The text I’ve quoted here is not today’s gospel, but it is confirmed by a beautiful incident in today’s gospel, one very familiar to us. Today’s gospel is about Zacchaeus, the tax collector who, in order to just see Jesus, climbed a sycamore tree. He saw him, and was transformed by the encounter. Jesus called him by name, and invited himself into Zacchaeus’ home, and we might say, into his life. Zacchaeus, transformed by Jesus’ attention to him, is moved to give half of his possessions to the poor and to reimburse fourfold any that he may have defrauded.
The teaching is clear: those who seek Jesus will find him. He will reveal himself to them, and they will be transformed. Share this message with anyone you know who you think is looking for a gospel in their lives, without knowing what they are looking for.
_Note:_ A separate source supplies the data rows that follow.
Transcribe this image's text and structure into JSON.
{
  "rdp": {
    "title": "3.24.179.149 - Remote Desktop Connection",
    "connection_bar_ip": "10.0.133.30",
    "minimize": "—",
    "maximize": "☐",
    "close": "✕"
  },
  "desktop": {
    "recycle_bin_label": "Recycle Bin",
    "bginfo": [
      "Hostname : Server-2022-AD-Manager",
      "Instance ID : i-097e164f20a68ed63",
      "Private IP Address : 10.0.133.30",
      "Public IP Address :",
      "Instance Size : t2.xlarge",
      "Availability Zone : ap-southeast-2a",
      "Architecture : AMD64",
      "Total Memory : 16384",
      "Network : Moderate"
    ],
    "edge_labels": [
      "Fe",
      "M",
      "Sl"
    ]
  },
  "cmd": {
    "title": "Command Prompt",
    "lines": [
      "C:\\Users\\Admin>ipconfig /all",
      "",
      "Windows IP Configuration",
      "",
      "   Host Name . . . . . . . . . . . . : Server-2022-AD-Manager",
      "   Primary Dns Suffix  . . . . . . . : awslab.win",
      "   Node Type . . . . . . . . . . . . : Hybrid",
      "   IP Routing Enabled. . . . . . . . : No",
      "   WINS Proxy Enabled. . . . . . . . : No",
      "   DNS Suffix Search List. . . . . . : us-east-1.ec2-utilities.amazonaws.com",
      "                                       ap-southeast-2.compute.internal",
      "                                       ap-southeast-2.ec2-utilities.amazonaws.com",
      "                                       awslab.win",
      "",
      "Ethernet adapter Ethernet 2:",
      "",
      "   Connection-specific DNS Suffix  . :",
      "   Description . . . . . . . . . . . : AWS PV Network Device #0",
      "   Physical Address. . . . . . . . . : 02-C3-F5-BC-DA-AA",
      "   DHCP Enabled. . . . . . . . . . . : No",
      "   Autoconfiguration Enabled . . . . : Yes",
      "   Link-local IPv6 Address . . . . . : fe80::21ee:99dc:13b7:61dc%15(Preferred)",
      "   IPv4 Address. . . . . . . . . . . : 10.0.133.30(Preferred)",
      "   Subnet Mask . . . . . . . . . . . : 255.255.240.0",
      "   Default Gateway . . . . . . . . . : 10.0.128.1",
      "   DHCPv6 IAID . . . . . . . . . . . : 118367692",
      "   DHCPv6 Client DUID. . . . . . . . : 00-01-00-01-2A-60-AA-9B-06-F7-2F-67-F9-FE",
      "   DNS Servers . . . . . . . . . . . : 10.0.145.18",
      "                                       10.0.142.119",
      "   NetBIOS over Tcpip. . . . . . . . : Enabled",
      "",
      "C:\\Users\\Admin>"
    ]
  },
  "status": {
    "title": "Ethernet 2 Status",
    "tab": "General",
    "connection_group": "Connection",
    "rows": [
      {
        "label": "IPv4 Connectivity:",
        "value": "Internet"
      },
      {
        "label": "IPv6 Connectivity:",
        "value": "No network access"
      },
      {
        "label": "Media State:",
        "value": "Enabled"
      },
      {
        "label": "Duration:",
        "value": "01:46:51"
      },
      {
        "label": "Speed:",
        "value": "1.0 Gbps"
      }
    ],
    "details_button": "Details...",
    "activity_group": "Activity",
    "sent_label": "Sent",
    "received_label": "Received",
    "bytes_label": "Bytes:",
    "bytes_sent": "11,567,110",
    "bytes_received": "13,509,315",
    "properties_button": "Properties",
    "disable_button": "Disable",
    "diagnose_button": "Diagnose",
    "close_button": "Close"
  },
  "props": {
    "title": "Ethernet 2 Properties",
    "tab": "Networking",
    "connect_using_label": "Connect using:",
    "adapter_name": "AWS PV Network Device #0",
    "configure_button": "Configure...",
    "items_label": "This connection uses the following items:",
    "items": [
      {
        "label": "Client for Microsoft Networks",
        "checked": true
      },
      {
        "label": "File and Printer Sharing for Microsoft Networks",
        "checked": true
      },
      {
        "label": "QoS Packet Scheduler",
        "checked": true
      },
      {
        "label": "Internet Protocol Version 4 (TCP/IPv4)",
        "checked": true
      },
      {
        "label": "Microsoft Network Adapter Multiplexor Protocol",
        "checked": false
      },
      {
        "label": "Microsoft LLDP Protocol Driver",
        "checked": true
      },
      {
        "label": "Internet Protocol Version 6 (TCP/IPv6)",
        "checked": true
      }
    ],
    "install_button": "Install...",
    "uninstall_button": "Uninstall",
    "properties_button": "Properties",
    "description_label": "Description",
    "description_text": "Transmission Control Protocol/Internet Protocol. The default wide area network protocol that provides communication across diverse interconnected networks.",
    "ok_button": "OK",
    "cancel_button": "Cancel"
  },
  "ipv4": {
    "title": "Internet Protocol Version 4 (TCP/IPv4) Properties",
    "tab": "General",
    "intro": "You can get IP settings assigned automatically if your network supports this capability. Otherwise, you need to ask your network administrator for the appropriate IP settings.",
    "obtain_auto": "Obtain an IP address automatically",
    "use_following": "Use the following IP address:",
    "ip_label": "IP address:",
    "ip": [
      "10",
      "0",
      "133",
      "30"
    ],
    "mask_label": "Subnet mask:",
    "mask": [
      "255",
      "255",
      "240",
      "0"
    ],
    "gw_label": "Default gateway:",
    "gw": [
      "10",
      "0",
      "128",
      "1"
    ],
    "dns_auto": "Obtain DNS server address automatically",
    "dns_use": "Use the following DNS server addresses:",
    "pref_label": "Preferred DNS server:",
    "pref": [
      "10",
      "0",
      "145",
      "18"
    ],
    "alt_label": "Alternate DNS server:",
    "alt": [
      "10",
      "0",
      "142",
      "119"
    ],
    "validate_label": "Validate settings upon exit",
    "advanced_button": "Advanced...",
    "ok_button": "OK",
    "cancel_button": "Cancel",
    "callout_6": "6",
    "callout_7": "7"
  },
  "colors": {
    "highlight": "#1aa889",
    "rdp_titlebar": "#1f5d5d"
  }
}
Make suggestions as to how they might seek him out. Invite them to Mass, or to a Mission Ablaze prayer meeting, or to an R.C.I.A. evening, or to a Light of Jesus feast in our gymnasium on Sunday afternoons, or to an evening of the Christian Life Programme that is currently being run by CFC-FFL, or Alpha, which begins next February. In our parish alone, there are multiple options for a potential encounter with Christ, with his gospel, with his church.
The only thing missing in fact, is a reflex in us to invite people who are searching, to “come and see” Jn 1,39. We hold a treasure that was never intended for us alone. Yes, not everyone is interested in our treasure. In fact, in this place and time, fewer and fewer are. Yes, it’s probable that few will take us up on this invitation. Yes, there’s always the risk that our invitation will not be well received. But could it be that God wants to pass through us, through a modest suggestion, to touch the hearts and lives of people who are a part of our lives? I always wonder, with a bit of dread, whether in heaven, I will meet up with someone with whom I was acquainted in this life, and who will look at me with a hurt, puzzled expression, and say to me, bewildered: “All along, when we were together on earth, you knew about this. You knew about Jesus, about the gospel, about the Church, about the Kingdom, and you never said a word. Why?”
My last point: this reflex of proposing our gospel, and the concrete means to have access to it, to outsiders, is incumbent upon you, as laity, above all. By the very nature of our ministry, we priests, religious men and women, and even up to a point, the laity heavily involved in ministry, are “stuck” at the heart of the church, almost always surrounded by people who share our convictions. The people in need of the gospel are part and parcel of your daily lives, far more than they are of ours. So if you don’t propose that they check out our gospel, and to access the gospel, our church, then who will?
I leave you with this question to ponder. It’s an important one.